ISSUES: NOT comfortable with children, extreme resource guarding
For more pictures of Bentley, please visit his photo album on our facebook page.
Bentley would be best suited to an active ADULT ONLY home.
Bentley is an active guy who does enjoy being around people but not overly close. He likes his space and enjoys the outdoors, where he can run. He enjoys running games with other dogs but he can get over-stimulated quite easily. He needs to come down from that "high" before attempting any close interactions.
Bentley is comfortable in his crate, although the first couple of days in the new environment did seem to freak him out a little and he turned into "Cujo" briefly. Once he realized that reaching for the crate door simply meant opening it up to let him out, he got over that very quickly.
It is our common practice that the crate is the dog's safe spot - anything in the crate is theirs once it is given. We don't "steal" it back. If we need to clean it out, we simply wait until they are outside before removing a valued toy or chew. Bentley is a little grabby when offered a treat or food toy in his crate so we're working on his learn to earn - a shake the paw when in the crate and before he receives the goody. Just so he gets the idea that putting the hand in the crate does not mean we're taking something from it.
Bentley does like his toys, and he enjoys playing chase & keep-away from the other dogs. However, he does not seem to have a very good release of said toy so that we can throw it again. He is also easily distracted by - BIRD!
We have noted that Bentley seems to be easily over-stimulated when playing (or chasing birds), which can escalate if another dog runs into him or tries to tell him to back off. He is also somewhat over-stimulated by too much touching or trying to clean his feet or give medications.
Bentley was owner surrendered because they were having difficulty working with his extreme resource guarding, which they had consulted professional trainers about.
Bentley's teeth had connected with skin on multiple occasions when people would reach to pet him while he had a high value chew treat (bully stick, for example) or while he was sleeping or in his crate.
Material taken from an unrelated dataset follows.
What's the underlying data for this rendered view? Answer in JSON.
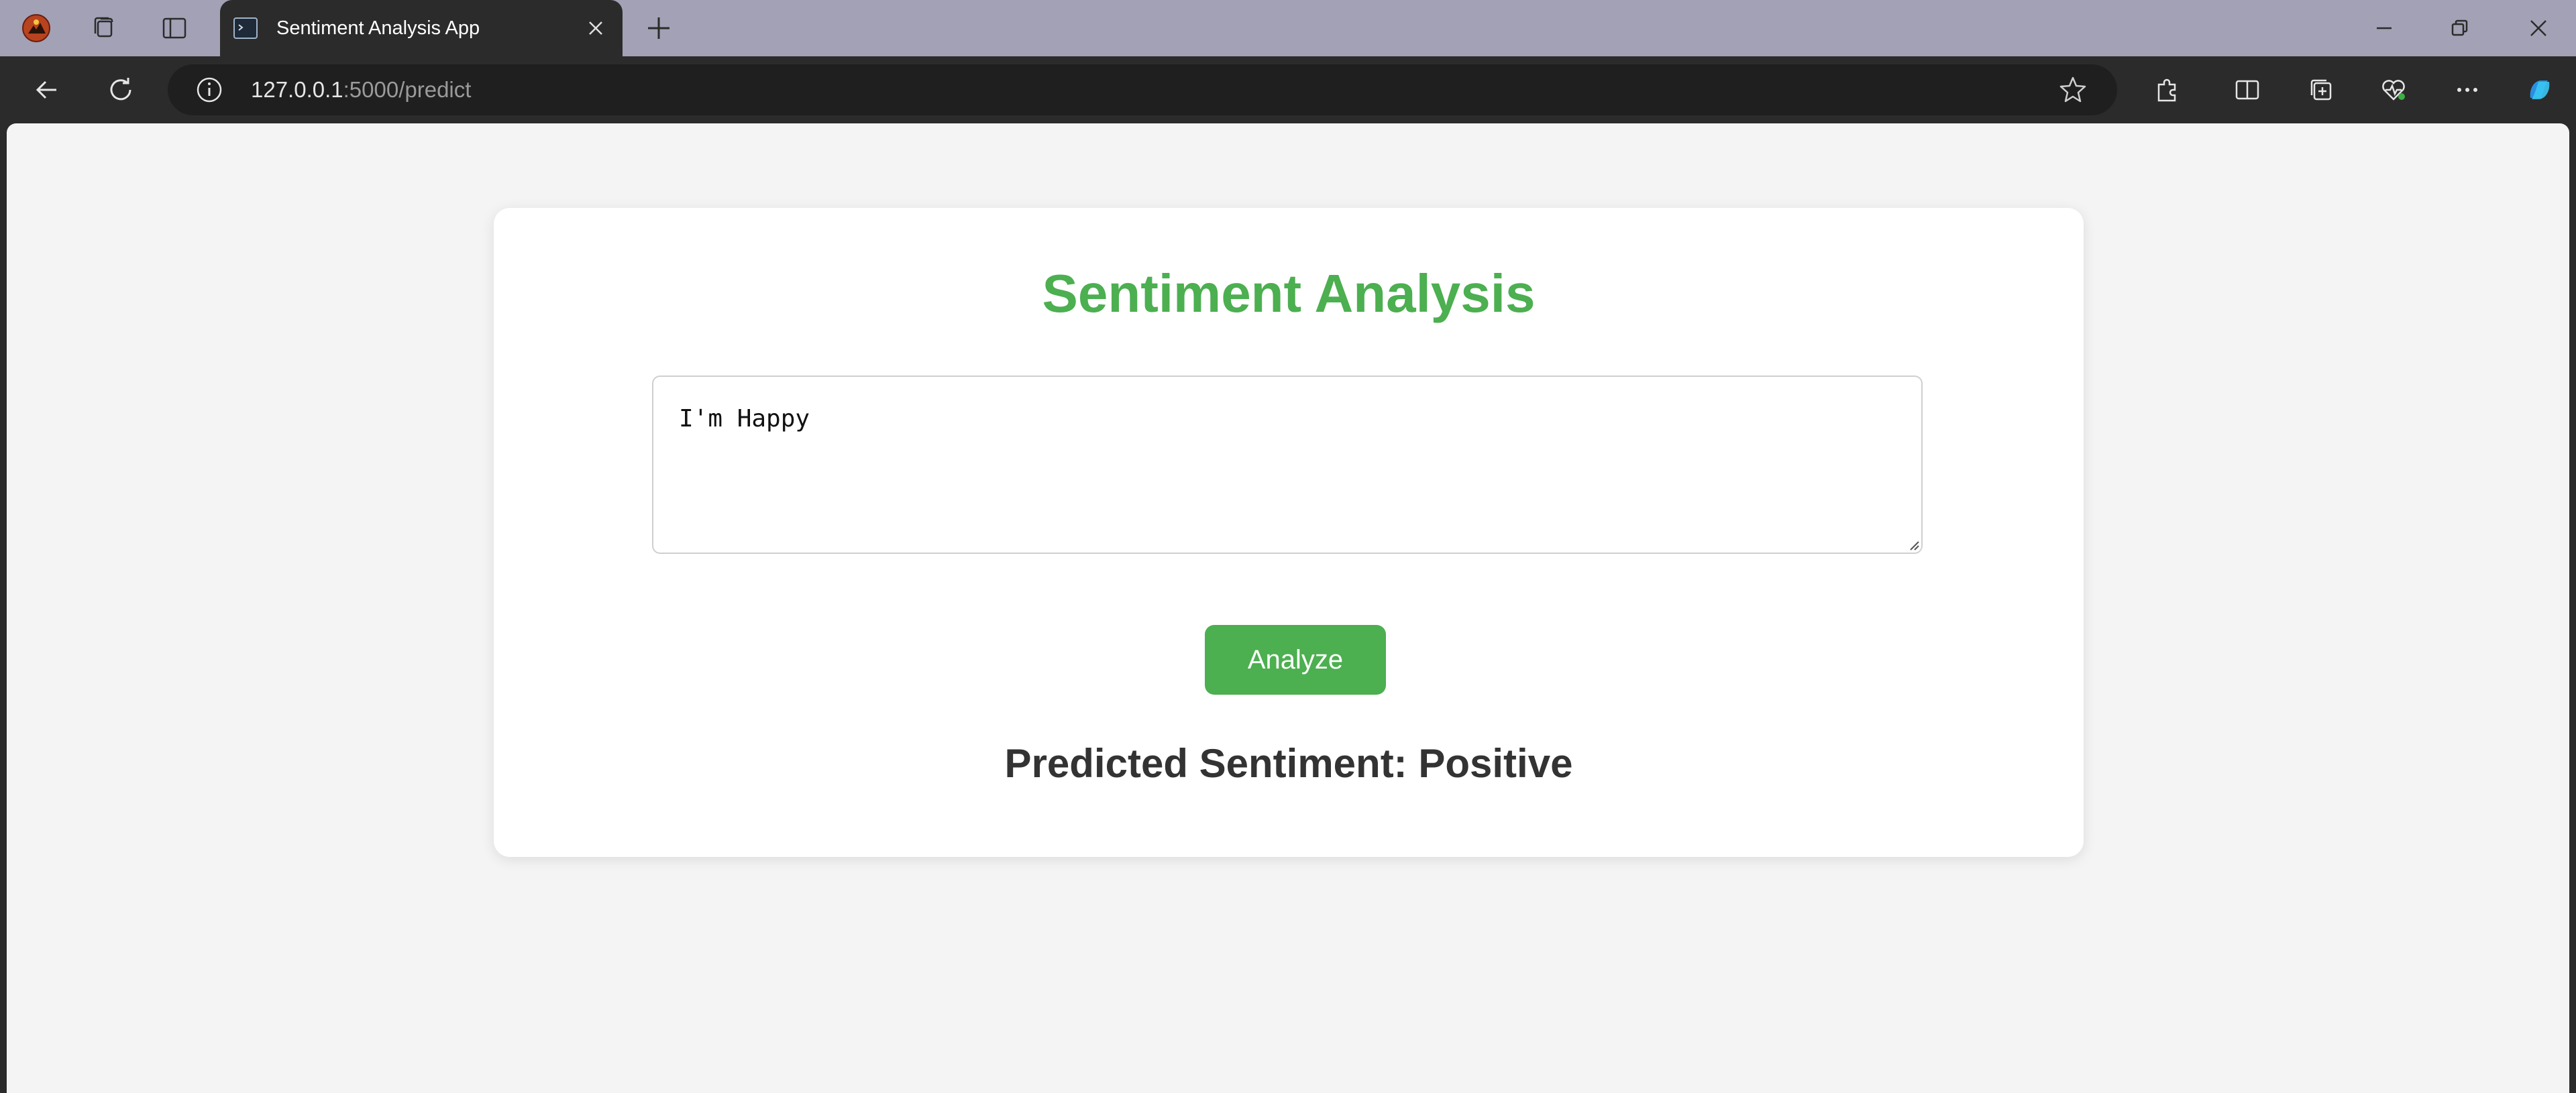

He had also snapped at the teenage son when, after a rousing game of chase or keep away, he would hug Bentley.
Yet, Bentley could be very good in groups of people or around less mobile individuals. The family found it difficult to predict when he might snap at someone and it was creating a stressful situation they did not feel capable of dealing with.